Copy out each line below in which the string "Kezdj" appears.

---+---

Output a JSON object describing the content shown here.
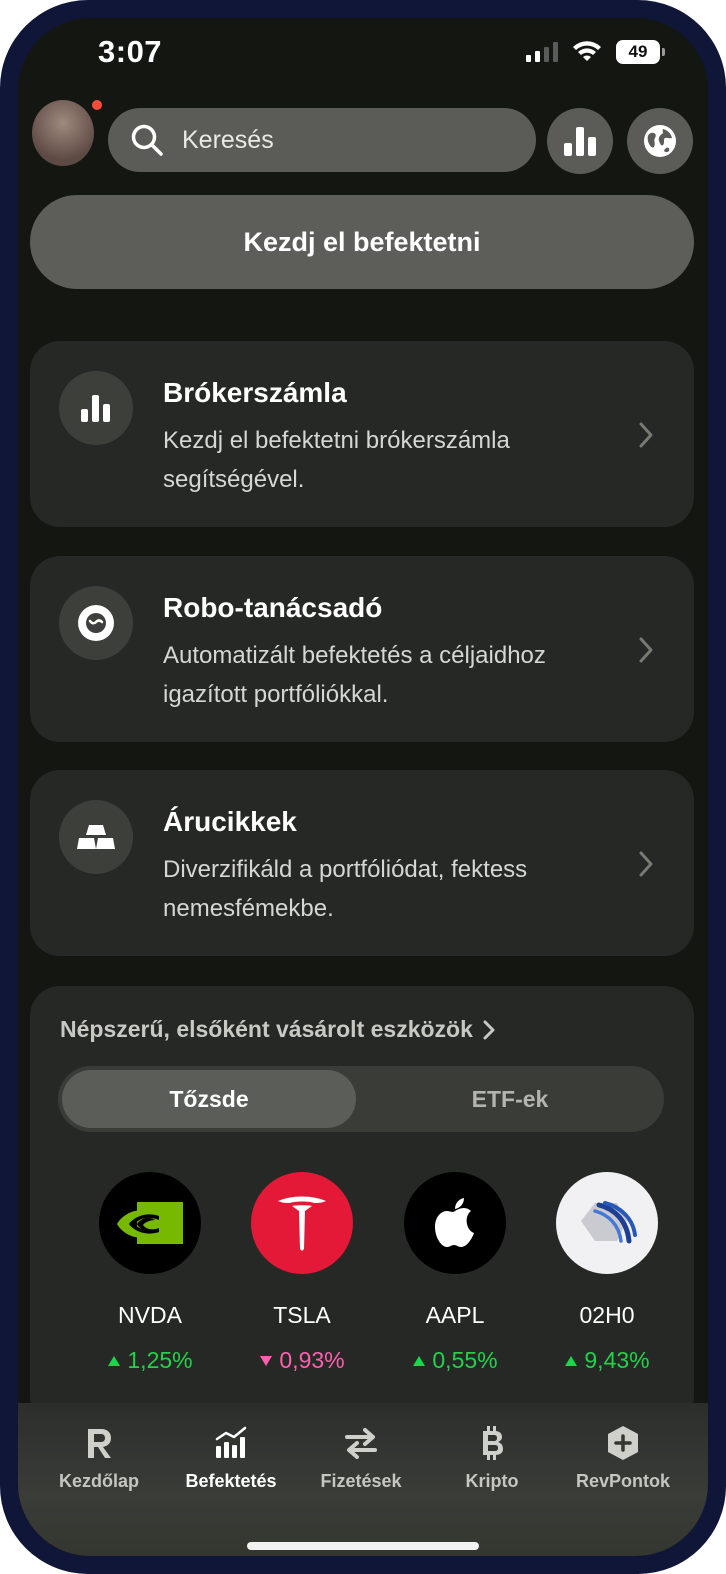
{
  "status_bar": {
    "time": "3:07",
    "battery": "49"
  },
  "header": {
    "search_placeholder": "Keresés"
  },
  "main": {
    "start_button": "Kezdj el befektetni",
    "cards": [
      {
        "title": "Brókerszámla",
        "desc": "Kezdj el befektetni brókerszámla segítségével.",
        "icon": "bar-chart-icon"
      },
      {
        "title": "Robo-tanácsadó",
        "desc": "Automatizált befektetés a céljaidhoz igazított portfóliókkal.",
        "icon": "robo-advisor-icon"
      },
      {
        "title": "Árucikkek",
        "desc": "Diverzifikáld a portfóliódat, fektess nemesfémekbe.",
        "icon": "gold-bars-icon"
      }
    ],
    "popular": {
      "title": "Népszerű, elsőként vásárolt eszközök",
      "tabs": [
        "Tőzsde",
        "ETF-ek"
      ],
      "active_tab": "Tőzsde",
      "stocks": [
        {
          "ticker": "NVDA",
          "change": "1,25%",
          "direction": "up"
        },
        {
          "ticker": "TSLA",
          "change": "0,93%",
          "direction": "down"
        },
        {
          "ticker": "AAPL",
          "change": "0,55%",
          "direction": "up"
        },
        {
          "ticker": "02H0",
          "change": "9,43%",
          "direction": "up"
        }
      ]
    }
  },
  "bottom_nav": {
    "items": [
      "Kezdőlap",
      "Befektetés",
      "Fizetések",
      "Kripto",
      "RevPontok"
    ],
    "active": "Befektetés"
  },
  "colors": {
    "up": "#22d34a",
    "down": "#ff5fb0",
    "background": "#141612",
    "card": "#262825"
  }
}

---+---

▶ **Reply to the task**:
    "start_button": "Kezdj el befektetni",
        "desc": "Kezdj el befektetni brókerszámla segítségével.",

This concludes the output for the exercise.